In Afghanistan, the Taliban have disregarded repeated calls from the government for a cease-fire and have instead increased militant actions.
The group in early April said it could temporarily suspend fighting in the areas it controls if they were hit by the virus. It has since reportedly closed schools and welcomed the operation of international health organizations in pockets it controls.
Local media outlets have reported that the Taliban’s top leaders could be infected with the virus, a claim rejected as “fake” by the group’s spokesperson, Zabihullah Mujaheed.
Jamaluddin Jabarkhil, a 40-year-old Afghan from the Hesarak Ghaljai district of eastern Nangarhar, told VOA that Taliban fighters coming to his village stay at a distance from each other as a protection measure.
“As everyone else, they keep distance in mosque during their prayer,” Jabarkhil said.
By refusing to allow government health teams to operate in their areas, the Taliban militants hope to use the global pandemic to engage with international aid organizations as an alternative, according to Andrew Watkins, a senior Afghanistan analyst at the International Crisis Group.
The Taliban, he said, are “taking advantage of flaws, weaknesses or the problems in the Afghan government’s response to the pandemic.”
In neighboring Pakistan, the Tehreek-e-Taliban Pakistan (TTP) in an early May statement, "Coronavirus or Virus War," claimed the virus was a part of a Jewish conspiracy to gain global dominance. The group has recommended using Islamic remedies and sharia compliance on travel to and from areas inflicted with the pandemic.
In India-administered Jammu and Kashmir, Hizbul Mujahideen (HM) has claimed the pandemic was “inflicted by God” and has advised followers to comply with social distancing guidelines.
“It was a surprisingly reasonable statement asking people to avoid public places like parks, stadiums and ask kids to not play in open fields in rural areas,” said Khalid Shah, a New Delhi-based Kashmir expert with the Observer Research Foundation.
The IS-Indian Subcontinent has called for increased attacks against Indian targets, however.
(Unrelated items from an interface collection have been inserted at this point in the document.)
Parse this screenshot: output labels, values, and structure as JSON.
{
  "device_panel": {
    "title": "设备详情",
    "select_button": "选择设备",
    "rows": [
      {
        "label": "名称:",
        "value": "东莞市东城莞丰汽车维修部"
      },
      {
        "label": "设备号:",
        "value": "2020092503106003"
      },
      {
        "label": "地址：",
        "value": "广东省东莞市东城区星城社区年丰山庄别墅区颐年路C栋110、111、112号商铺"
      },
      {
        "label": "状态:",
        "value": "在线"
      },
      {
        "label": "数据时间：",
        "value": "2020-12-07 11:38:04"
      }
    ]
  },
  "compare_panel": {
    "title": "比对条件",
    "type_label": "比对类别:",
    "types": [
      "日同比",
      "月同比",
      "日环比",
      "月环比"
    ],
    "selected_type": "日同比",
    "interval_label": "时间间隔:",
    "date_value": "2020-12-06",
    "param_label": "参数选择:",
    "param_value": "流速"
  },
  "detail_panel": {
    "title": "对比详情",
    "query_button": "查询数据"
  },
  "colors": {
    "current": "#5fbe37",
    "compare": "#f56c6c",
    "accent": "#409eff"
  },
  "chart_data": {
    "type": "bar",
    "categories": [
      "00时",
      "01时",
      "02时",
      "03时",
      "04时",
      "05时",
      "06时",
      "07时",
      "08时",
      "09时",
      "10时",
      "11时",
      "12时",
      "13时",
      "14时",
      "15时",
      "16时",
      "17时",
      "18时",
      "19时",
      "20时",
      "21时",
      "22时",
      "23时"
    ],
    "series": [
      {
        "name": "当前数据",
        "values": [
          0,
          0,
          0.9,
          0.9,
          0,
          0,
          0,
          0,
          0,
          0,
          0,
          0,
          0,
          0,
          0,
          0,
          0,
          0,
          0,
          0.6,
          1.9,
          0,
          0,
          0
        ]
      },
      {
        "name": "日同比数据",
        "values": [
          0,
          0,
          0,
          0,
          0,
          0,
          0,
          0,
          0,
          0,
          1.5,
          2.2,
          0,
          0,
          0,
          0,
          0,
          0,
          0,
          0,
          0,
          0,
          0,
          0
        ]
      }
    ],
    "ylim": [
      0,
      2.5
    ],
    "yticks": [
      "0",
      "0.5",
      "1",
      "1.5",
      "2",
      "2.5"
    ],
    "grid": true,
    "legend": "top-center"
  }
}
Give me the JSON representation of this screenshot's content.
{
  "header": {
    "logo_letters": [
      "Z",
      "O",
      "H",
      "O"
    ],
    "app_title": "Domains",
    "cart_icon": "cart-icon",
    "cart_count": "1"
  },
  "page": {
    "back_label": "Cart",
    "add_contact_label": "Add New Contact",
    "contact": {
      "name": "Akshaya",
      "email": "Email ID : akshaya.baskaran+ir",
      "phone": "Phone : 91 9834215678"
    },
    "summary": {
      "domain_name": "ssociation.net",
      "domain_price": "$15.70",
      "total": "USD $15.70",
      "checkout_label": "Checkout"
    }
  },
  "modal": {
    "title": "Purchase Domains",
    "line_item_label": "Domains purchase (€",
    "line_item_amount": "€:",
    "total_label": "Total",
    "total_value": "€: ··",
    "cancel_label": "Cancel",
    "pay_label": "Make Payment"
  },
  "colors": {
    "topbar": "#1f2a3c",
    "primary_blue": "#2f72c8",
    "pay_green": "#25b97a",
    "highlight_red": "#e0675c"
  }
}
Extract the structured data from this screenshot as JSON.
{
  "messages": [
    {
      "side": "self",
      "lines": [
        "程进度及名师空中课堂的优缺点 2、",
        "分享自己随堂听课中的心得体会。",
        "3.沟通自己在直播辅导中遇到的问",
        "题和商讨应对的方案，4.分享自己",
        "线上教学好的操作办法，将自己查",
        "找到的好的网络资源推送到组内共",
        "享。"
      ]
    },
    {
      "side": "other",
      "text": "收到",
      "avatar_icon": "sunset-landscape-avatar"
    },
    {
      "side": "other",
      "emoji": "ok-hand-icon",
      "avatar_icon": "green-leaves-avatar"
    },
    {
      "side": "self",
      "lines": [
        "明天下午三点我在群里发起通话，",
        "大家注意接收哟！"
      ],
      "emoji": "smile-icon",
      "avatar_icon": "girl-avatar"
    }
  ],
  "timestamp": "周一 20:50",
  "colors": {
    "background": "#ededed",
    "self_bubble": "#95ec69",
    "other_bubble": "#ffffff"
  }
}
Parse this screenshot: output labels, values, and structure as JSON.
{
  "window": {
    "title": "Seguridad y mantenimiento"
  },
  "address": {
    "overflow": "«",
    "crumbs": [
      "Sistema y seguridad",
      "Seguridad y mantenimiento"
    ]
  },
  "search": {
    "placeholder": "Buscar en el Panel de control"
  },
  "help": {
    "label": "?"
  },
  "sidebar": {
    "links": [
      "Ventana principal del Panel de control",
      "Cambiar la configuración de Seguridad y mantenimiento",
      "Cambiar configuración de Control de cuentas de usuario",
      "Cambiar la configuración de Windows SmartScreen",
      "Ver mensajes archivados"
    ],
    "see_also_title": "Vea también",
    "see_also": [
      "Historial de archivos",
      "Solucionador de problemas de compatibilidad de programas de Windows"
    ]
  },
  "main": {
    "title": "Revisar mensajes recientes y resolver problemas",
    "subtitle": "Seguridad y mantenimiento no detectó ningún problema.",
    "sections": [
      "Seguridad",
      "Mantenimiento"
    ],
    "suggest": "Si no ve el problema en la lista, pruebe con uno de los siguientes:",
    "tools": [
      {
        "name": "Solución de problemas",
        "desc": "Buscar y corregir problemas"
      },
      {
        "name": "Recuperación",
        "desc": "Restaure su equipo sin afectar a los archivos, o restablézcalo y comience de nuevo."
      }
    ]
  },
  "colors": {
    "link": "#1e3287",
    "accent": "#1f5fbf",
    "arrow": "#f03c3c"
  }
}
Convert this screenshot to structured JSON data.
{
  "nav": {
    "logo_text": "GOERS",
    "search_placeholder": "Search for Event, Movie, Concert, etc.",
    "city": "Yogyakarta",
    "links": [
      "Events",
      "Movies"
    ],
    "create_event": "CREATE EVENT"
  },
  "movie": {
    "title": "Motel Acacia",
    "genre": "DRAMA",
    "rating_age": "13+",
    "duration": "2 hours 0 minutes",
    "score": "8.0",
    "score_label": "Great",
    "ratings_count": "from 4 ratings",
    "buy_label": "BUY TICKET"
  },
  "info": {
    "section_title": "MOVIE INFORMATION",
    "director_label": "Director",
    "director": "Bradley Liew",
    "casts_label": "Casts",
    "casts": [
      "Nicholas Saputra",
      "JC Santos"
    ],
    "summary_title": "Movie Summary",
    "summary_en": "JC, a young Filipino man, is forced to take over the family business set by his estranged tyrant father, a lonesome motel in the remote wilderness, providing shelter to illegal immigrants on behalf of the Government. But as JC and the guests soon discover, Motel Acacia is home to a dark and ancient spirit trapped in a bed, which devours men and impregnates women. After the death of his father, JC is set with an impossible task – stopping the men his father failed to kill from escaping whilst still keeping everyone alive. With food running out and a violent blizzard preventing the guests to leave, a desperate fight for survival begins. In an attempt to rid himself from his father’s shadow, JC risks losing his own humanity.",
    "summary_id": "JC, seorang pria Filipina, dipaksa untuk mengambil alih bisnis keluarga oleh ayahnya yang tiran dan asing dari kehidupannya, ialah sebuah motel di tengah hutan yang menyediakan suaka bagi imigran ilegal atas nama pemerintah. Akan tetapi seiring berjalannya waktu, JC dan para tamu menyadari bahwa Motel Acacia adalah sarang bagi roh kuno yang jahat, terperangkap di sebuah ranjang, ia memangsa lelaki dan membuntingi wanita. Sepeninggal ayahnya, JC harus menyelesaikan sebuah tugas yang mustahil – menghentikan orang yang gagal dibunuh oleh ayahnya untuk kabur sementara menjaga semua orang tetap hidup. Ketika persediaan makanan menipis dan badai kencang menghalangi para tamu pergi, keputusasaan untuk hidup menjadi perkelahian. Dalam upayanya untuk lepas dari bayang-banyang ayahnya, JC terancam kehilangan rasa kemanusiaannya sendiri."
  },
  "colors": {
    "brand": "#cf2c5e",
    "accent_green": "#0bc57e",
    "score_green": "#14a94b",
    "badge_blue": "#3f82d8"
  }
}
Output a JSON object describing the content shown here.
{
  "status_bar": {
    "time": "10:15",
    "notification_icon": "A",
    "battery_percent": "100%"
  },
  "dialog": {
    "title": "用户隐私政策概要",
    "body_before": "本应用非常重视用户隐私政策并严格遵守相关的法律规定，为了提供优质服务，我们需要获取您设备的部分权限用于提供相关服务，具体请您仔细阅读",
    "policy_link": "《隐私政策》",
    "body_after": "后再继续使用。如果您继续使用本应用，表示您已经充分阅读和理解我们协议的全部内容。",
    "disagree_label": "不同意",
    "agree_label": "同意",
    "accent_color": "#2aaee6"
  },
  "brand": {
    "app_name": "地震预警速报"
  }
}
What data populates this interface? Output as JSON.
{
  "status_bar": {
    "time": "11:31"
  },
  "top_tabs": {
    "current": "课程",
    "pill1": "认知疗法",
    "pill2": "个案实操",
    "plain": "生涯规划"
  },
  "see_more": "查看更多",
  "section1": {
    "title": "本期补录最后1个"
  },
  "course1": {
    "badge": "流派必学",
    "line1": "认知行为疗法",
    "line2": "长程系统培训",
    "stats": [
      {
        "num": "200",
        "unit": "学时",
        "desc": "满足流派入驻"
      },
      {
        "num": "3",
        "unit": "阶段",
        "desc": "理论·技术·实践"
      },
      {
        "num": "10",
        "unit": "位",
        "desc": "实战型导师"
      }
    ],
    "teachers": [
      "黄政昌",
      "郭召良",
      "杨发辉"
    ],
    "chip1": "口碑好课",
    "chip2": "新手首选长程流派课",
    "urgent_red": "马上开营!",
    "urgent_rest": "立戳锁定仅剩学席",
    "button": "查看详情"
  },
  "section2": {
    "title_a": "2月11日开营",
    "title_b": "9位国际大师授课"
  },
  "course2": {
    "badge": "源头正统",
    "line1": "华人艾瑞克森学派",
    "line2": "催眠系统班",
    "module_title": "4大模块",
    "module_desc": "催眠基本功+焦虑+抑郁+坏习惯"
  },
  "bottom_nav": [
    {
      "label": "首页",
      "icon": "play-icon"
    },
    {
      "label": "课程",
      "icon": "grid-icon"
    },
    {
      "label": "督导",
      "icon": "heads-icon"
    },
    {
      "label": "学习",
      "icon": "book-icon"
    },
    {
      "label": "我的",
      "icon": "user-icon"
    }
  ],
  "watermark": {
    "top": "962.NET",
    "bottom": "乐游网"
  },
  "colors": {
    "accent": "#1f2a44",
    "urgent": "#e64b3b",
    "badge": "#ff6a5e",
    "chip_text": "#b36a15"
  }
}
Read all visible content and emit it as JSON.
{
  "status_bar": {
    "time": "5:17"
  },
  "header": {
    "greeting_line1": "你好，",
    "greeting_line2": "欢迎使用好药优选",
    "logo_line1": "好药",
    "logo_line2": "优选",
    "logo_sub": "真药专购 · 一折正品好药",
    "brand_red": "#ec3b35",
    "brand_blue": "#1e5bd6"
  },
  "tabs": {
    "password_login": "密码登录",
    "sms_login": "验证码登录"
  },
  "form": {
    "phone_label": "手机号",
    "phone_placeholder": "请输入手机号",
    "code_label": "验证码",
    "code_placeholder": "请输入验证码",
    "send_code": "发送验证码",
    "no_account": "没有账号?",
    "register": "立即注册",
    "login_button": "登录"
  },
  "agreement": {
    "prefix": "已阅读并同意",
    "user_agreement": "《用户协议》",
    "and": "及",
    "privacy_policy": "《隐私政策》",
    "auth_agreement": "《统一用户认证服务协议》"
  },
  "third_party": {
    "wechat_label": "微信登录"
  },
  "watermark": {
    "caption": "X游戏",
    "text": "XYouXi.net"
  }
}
The group’s “Voice of Hind” magazine alleged in April that COVID-19 “is a punishment sent by Allah on whom he wished, and Allah made it mercy for the believers,” according to the SITE Intelligence group.
Various white extremist groups across the United States, Europe and Russia are reportedly using the fear and disruption during the outbreak to conduct violence and bolster their agendas, according to government officials and experts.
In late March, the FBI said it shot dead a Missouri white supremacist plotting to bomb a hospital with coronavirus patients inside.
Far-right extremists in April were also accused of hacking into computers and publishing nearly 25,000 email addresses belonging to key organizations fighting the coronavirus pandemic, including the World Health Organization, the U.S. National Institutes of Health and the World Bank.
In Europe, the EU’s counterterrorism chief, Gilles de Kerchove, warned that white extremist groups have been spotted online encouraging supporters to go out and infect “enemies,” according to Reuters.
Similarly, the far-right “Russian Imperial Movement” on social media has encouraged its sympathizers in Russia and around the world to disrupt “the mass quarantine.”
By blaming the pandemic on Jews, Asians, and immigrants, the white supremacist groups are attempting to stir racial conflict, according to Jessica Reaves at the Center on Extremism at Anti-Defamation League.
“Most of the pandemic-related activity we’ve seen from white supremacists has been online — posting conspiracy theories and racist, anti-Semitic comments — but some groups increased their flyering efforts during the height of COVID-19,” Reaves told VOA.